• **What you need to do**:
The records that follow should be copied out exactly, pictures excluded.

• **Raw data**:
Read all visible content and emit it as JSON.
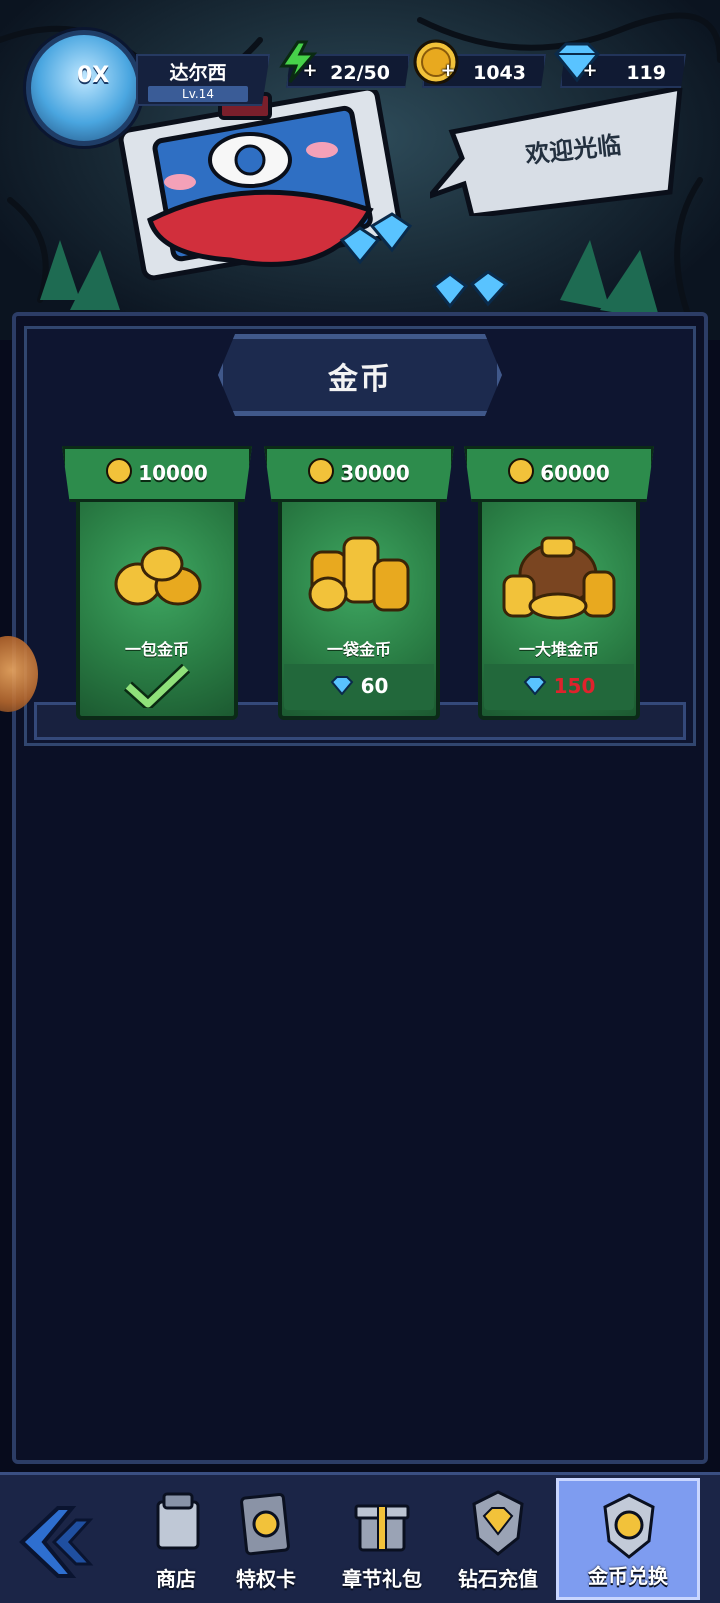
{
  "player": {
    "name": "达尔西",
    "level": "Lv.14",
    "avatar_mark": "0X"
  },
  "resources": {
    "energy": "22/50",
    "gold": "1043",
    "gems": "119"
  },
  "merchant": {
    "speech": "欢迎光临"
  },
  "shop": {
    "title": "金币",
    "items": [
      {
        "amount": "10000",
        "name": "一包金币",
        "status": "purchased"
      },
      {
        "amount": "30000",
        "name": "一袋金币",
        "cost": "60"
      },
      {
        "amount": "60000",
        "name": "一大堆金币",
        "cost": "150"
      }
    ]
  },
  "nav": {
    "tabs": [
      {
        "label": "商店"
      },
      {
        "label": "特权卡"
      },
      {
        "label": "章节礼包"
      },
      {
        "label": "钻石充值"
      },
      {
        "label": "金币兑换",
        "active": true
      }
    ]
  },
  "colors": {
    "card_green": "#2d8c4c",
    "cost_red": "#e0222c",
    "active_tab": "#7e9cf0",
    "frame": "#2c3d66"
  }
}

• **Reply to the exercise**:
Read all visible content and emit it as JSON.
{
  "player": {
    "name": "达尔西",
    "level": "Lv.14",
    "avatar_mark": "0X"
  },
  "resources": {
    "energy": "22/50",
    "gold": "1043",
    "gems": "119"
  },
  "merchant": {
    "speech": "欢迎光临"
  },
  "shop": {
    "title": "金币",
    "items": [
      {
        "amount": "10000",
        "name": "一包金币",
        "status": "purchased"
      },
      {
        "amount": "30000",
        "name": "一袋金币",
        "cost": "60"
      },
      {
        "amount": "60000",
        "name": "一大堆金币",
        "cost": "150"
      }
    ]
  },
  "nav": {
    "tabs": [
      {
        "label": "商店"
      },
      {
        "label": "特权卡"
      },
      {
        "label": "章节礼包"
      },
      {
        "label": "钻石充值"
      },
      {
        "label": "金币兑换",
        "active": true
      }
    ]
  },
  "colors": {
    "card_green": "#2d8c4c",
    "cost_red": "#e0222c",
    "active_tab": "#7e9cf0",
    "frame": "#2c3d66"
  }
}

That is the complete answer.